Open to members of the community, the two-day course was aimed at showing participants blacksmithing tools and techniques from many years ago and ones used today.
The course had 10 participants, all from the British Columbia area except one who travelled from Edmonton to take part.
Throughout the two days, participants learned about different blacksmithing techniques as well as history and etiquette of the trade.
The Boundary Museum invited Henry Hamilton and Keegan Einarson from Fort Steele to teach the participants about the trade.
On display were some of the blacksmith’s own chains and other projects to show and inspire the class.
A special tool that was used during demonstrations was a bellow (a device that produces a blast of air) made by local Bill Bevan.
In late-April of this year, Bevan began to make the bellow that he later donated to the museum just in time for the weekend’s course.
Bevan, the secretary of the Boundary Woodworkers Guild, explained that there was not a guide on how to make a bellow.
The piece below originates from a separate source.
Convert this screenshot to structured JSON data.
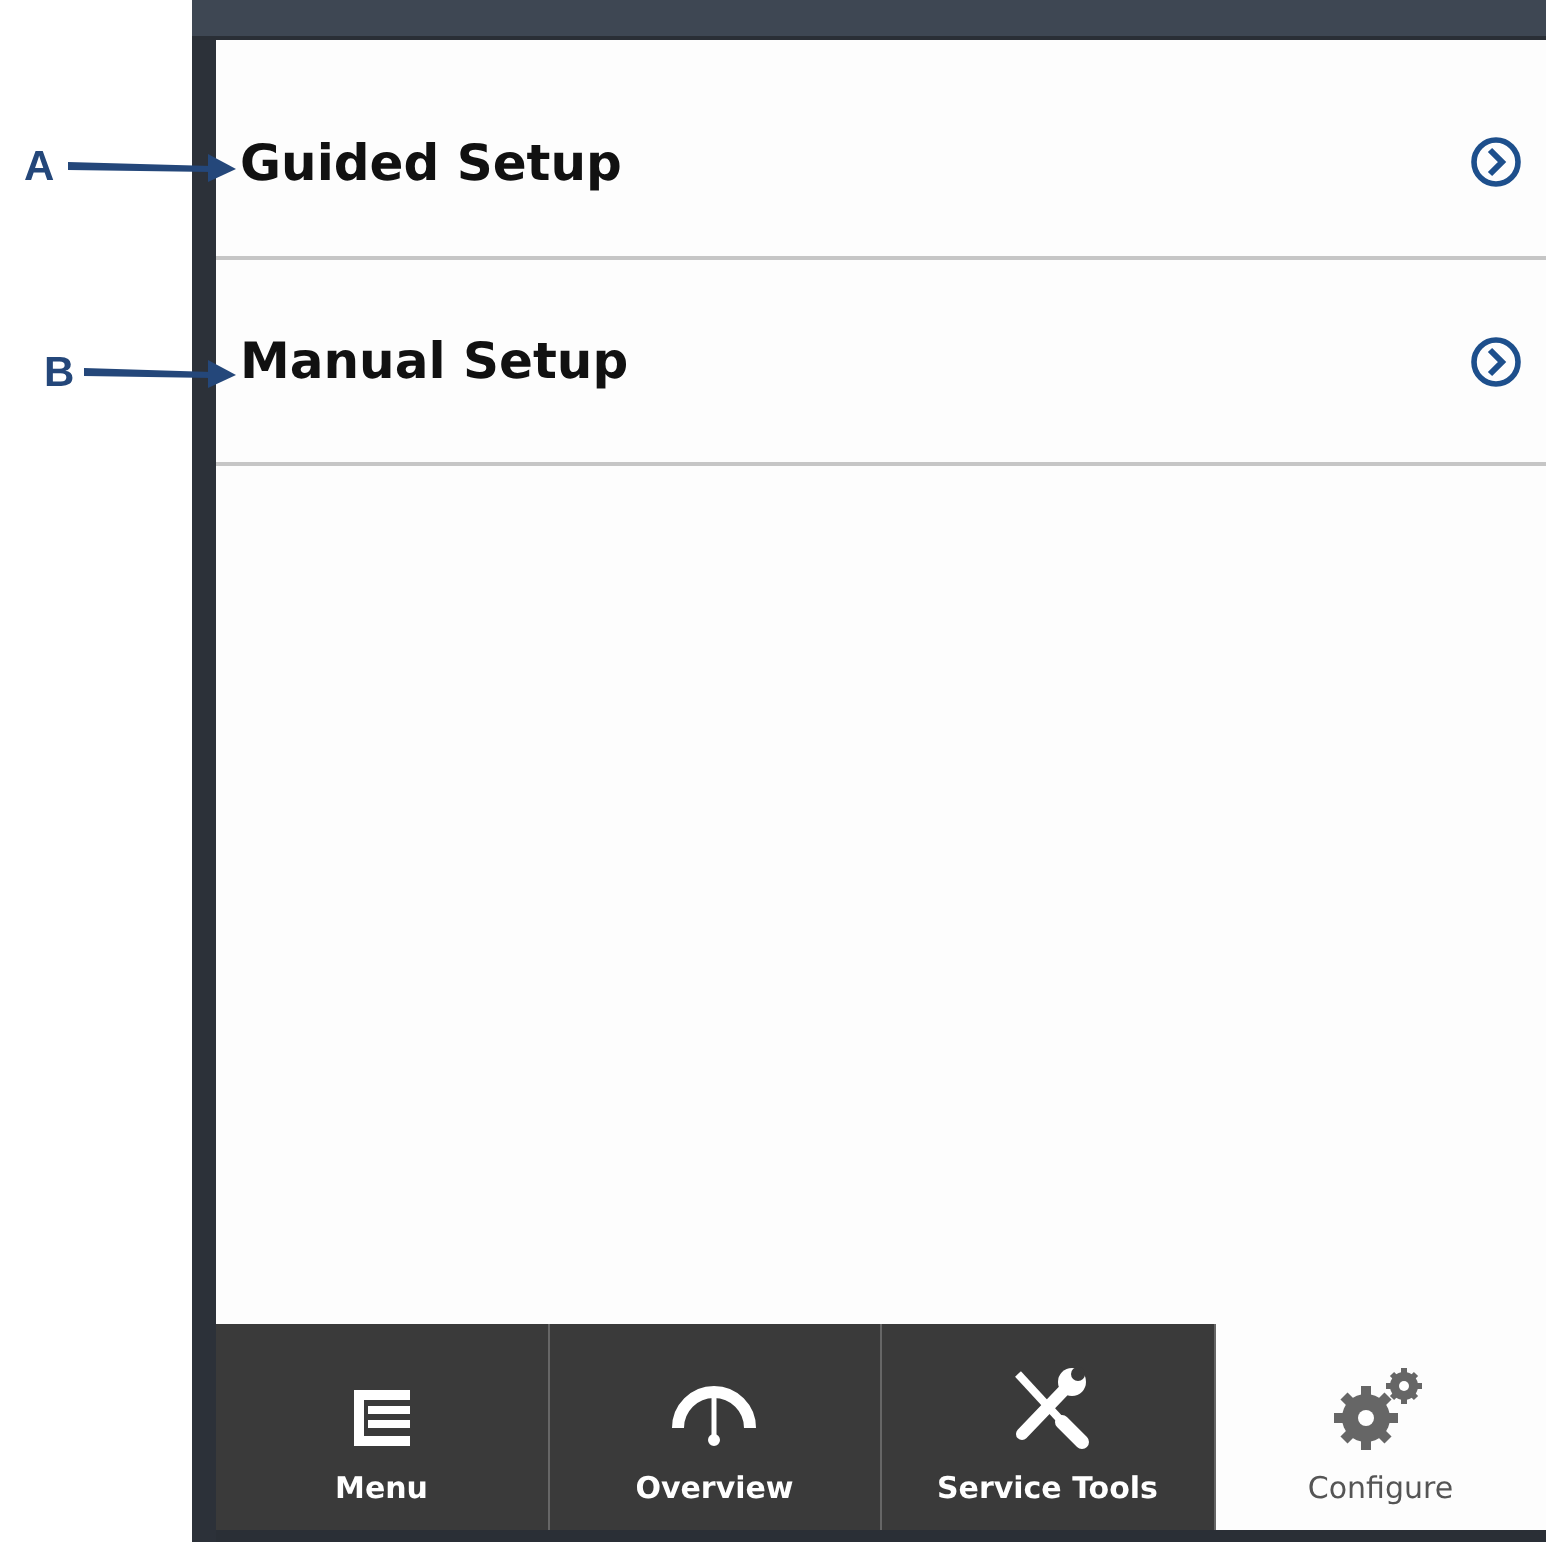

Bevan explained that he engineered it not by a plan but rather from “photographs and knowing what goes on inside the bellows.”
The Boundary Museum’s mission is to educate members of the Kootenays about the area, history and heritage.
For more information about the Boundary Museum and what events and courses it has to offer, visit www.boundarymuseum.com.
– Contributed by Alesha Starchuk, for the Grand Forks Gazette